RV funding solutions have much greater reach than simply accelerating unit sales because they (in most cases) generate a lower monthly payment.
The fact of the matter is that RV funding is the essential component in establishing a robust customer trade cycle management eco-system.
This eco-system will allow NSC's and captives to forge ever closer relationships directly with the end-user and drive retention and repurchase in equal measure.
Organising the used car market
Remarketing of used vehicles, especially in Tier 1 and 2 cities, remains fraught with complexity.
In the majority of cases used car dealers can present a vehicle to a prospective customer on their own premises, but not transact.
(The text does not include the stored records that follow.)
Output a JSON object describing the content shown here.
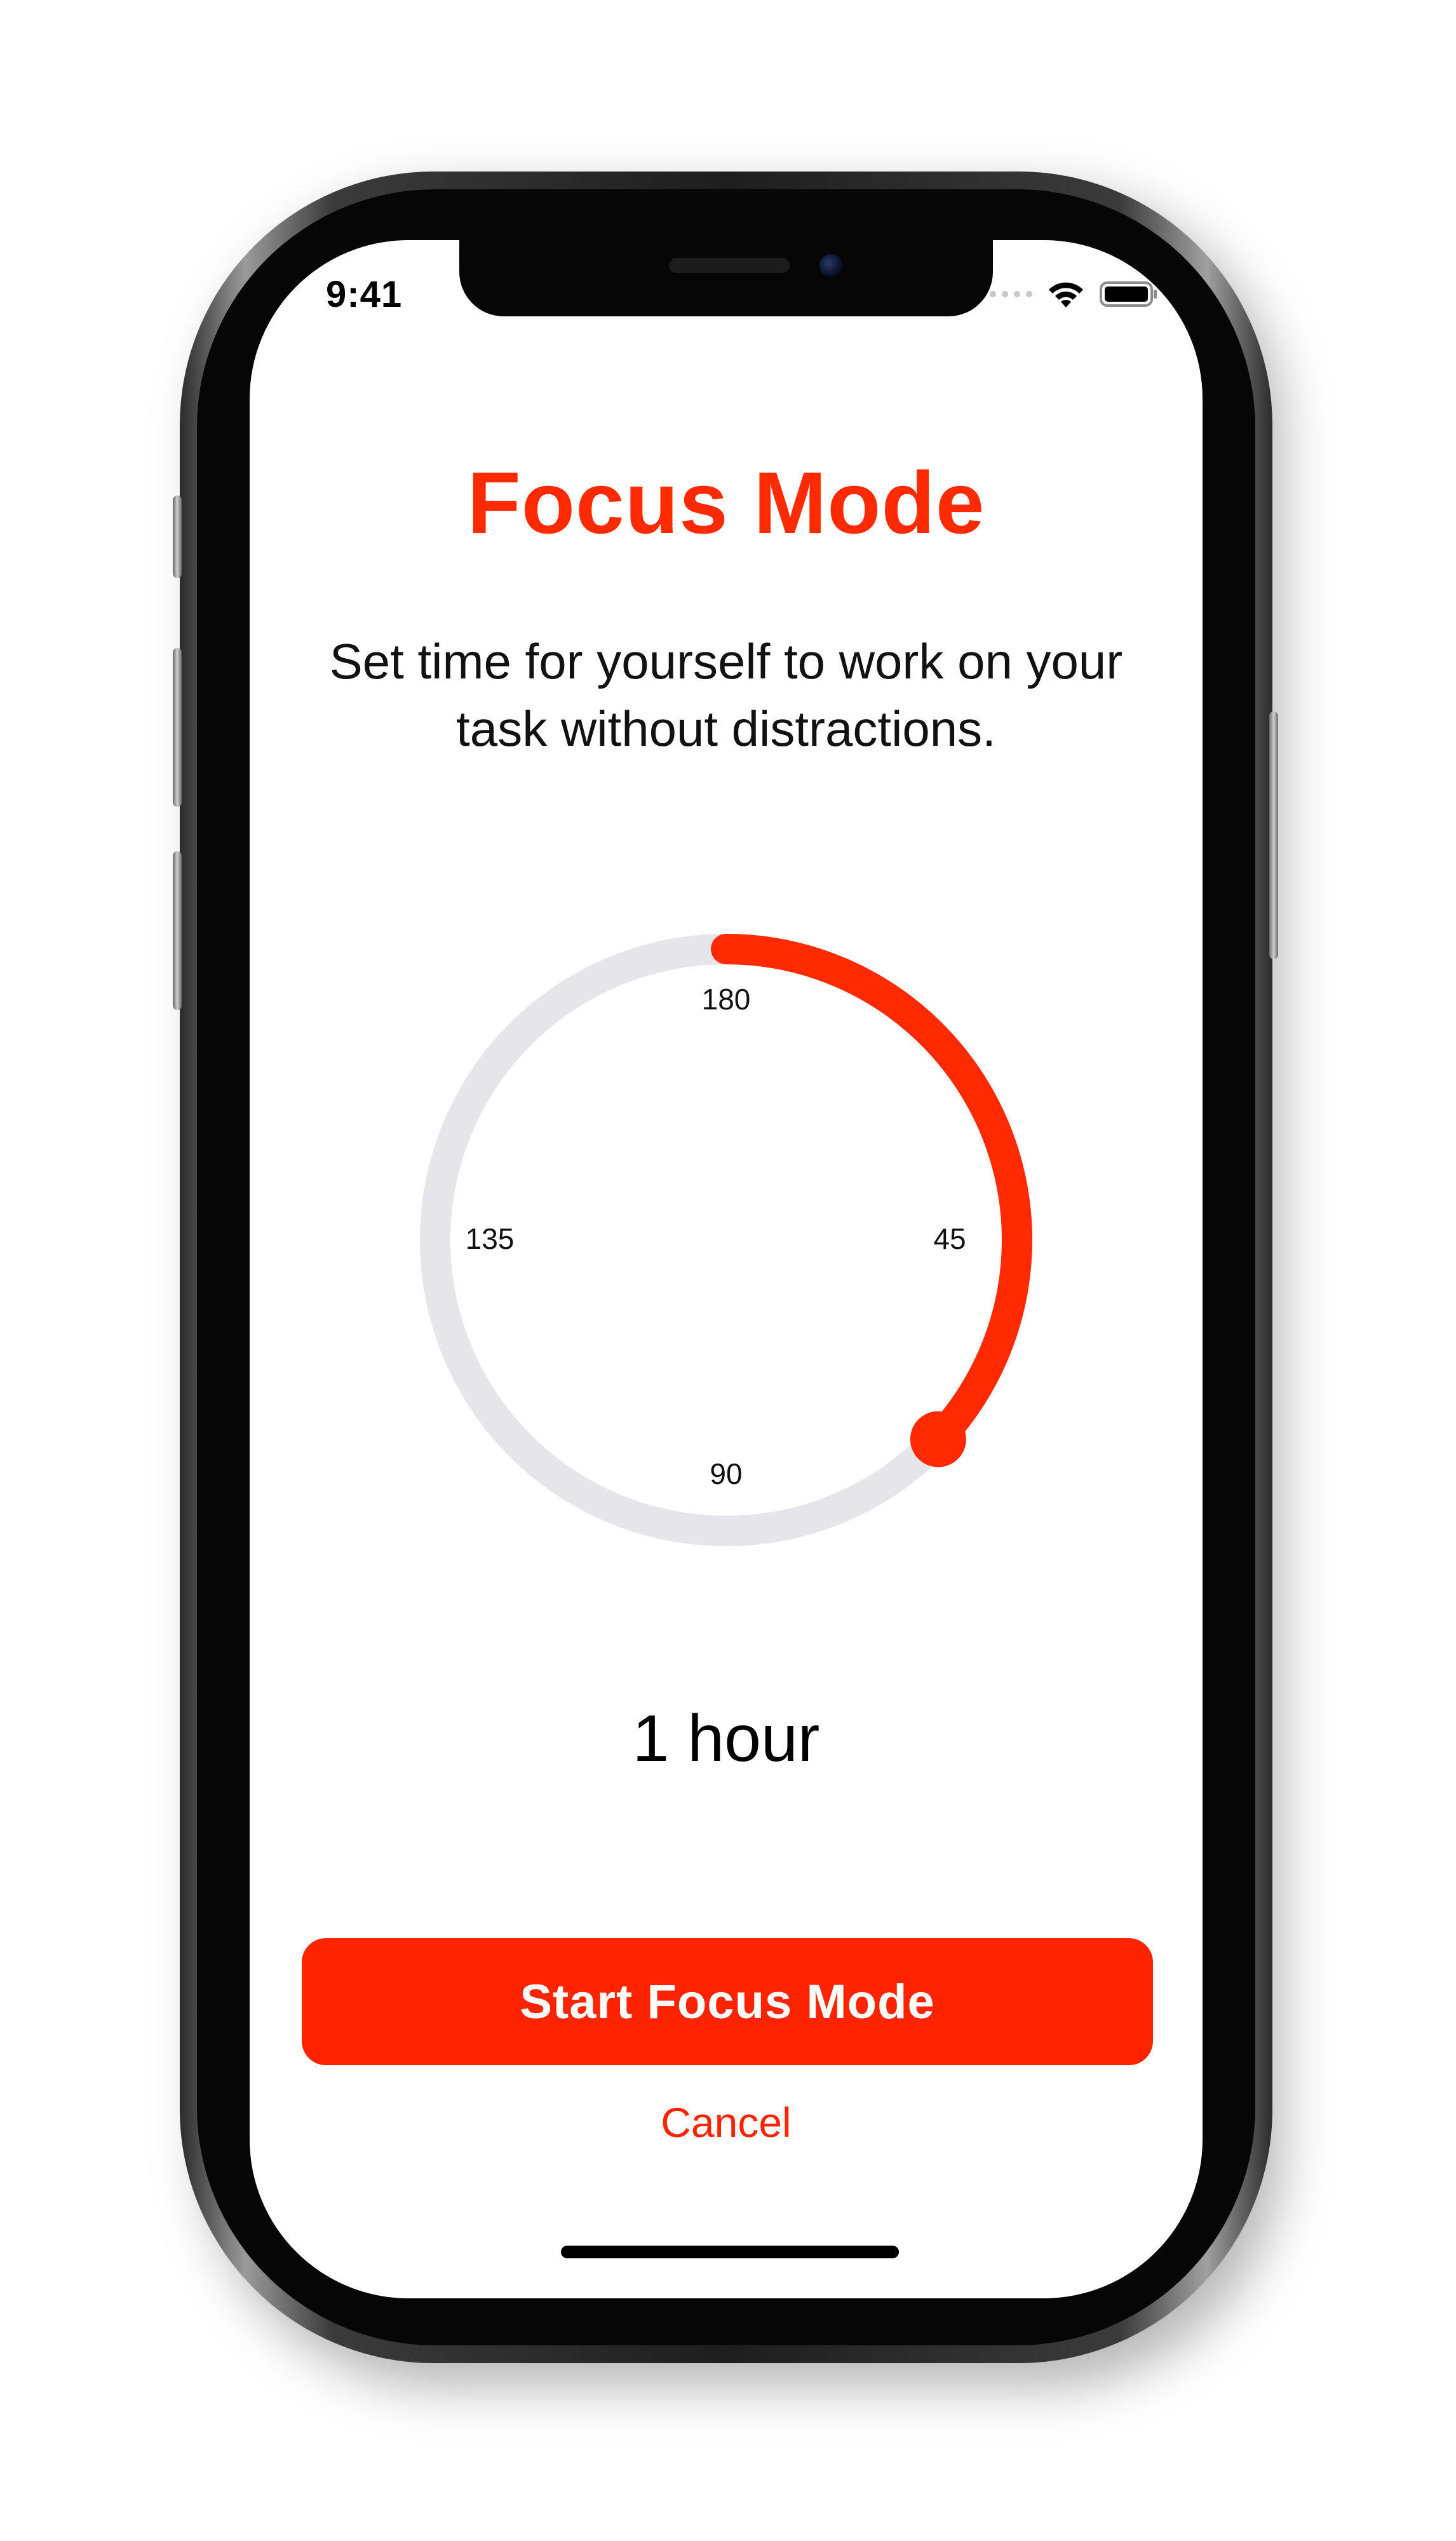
{
  "status_bar": {
    "time": "9:41",
    "icons": [
      "signal-dots-icon",
      "wifi-icon",
      "battery-icon"
    ]
  },
  "main": {
    "title": "Focus Mode",
    "subtitle_line1": "Set time for yourself to work on your",
    "subtitle_line2": "task without distractions.",
    "dial": {
      "labels": {
        "top": "180",
        "right": "45",
        "bottom": "90",
        "left": "135"
      },
      "selected_fraction": 0.37
    },
    "duration": "1 hour",
    "start_button_label": "Start Focus Mode",
    "cancel_label": "Cancel"
  },
  "colors": {
    "accent": "#FF2A00",
    "track": "#E6E6EA",
    "text": "#111111",
    "background": "#FFFFFF"
  }
}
Instead, the buyer and seller must meet at an approved centralised location in order to transact, at which time a fee is levied by way of a tax on the total purchase price of the transaction.
There is no dealer/trade plate system in operation either. This means that each vehicle held in stock must be registered. As vehicle licence plate ownership resides with the individual and not the vehicle, this causes further complication.
Furthermore, licence plates are not issued on demand by the vehicle registration agency, which causes acute problems in the major cities.
For example, in Beijing customers have to enter a lottery to win a licence plate; in Shanghai customers have to bid at auction, with prices currently running at around £11,000 or USD$20,000, with no guarantees of a plate being allocated.
Additionally, access to data services such as vehicle history checks, through HPI or Experian in the UK, or Carfax in the US, are not available.
Finally, used vehicle pricing for consumers is not transparent, as access to used vehicle valuation services and data in general is limited.
While quality data can be sourced from several reputable suppliers, it is not widely adopted as the de facto reference point for buyer and seller, although this is now changing rapidly, as awareness of data availability coupled with technology makes accessing information far easier.
This complexity makes it extremely difficult for franchised dealers to sell used vehicles. Therefore, the market is controlled by independent traders.
Even when taking these complexities into account, there are two major captives that I am aware of who successfully promote RV funding solutions via their franchised networks, primarily in the Tier 1 & 2 cities.
This illustrates clearly the old saying "where there is a will there is a way".
Change is in the air
The focus of many NSC's and captives is now squarely on Tier 3 - 4 cities, as they represent a tremendous opportunity for sales.
In the vast majority of instances, these cities have excellent under-utilised infrastructure by way of roads, airports and so on, coupled with burgeoning consumption among residents who have higher levels of disposable income, fuelled by lower housing and public service costs.
As a consequence, there is considerable pent-up demand for vehicle ownership/usage.
This is especially relevant for all manufacturers of mainstream family-focused brands, be they domestic, European or American.
Crucially there are no plans to institute vehicle licensing restrictions in the lower tiered cities, which makes these sizeable markets all the more interesting and valuable to develop.
This optimism was illustrated in a conversation I had with a senior executive from one of the major captives operating in China.
He shared that dealer profit as generated by F&I income has doubled in the past five years for the brands he supports. It now accounts for 30% of the gross profit on the sale.
Moreover, he is bullish about expansion into the Tier 3 & 4 cities and fully expects that finance penetration aided by the introduction of RV funding solutions will allow his company to reach 70% penetration in the coming years.
Whilst this is a bold forecast indeed, based on the evidence it is one that I strongly agree with.
* Paul Bennett is director of international business development at Autofutura, a specialist provider of global data management software solutions and consultancy to the automotive finance and leasing industry.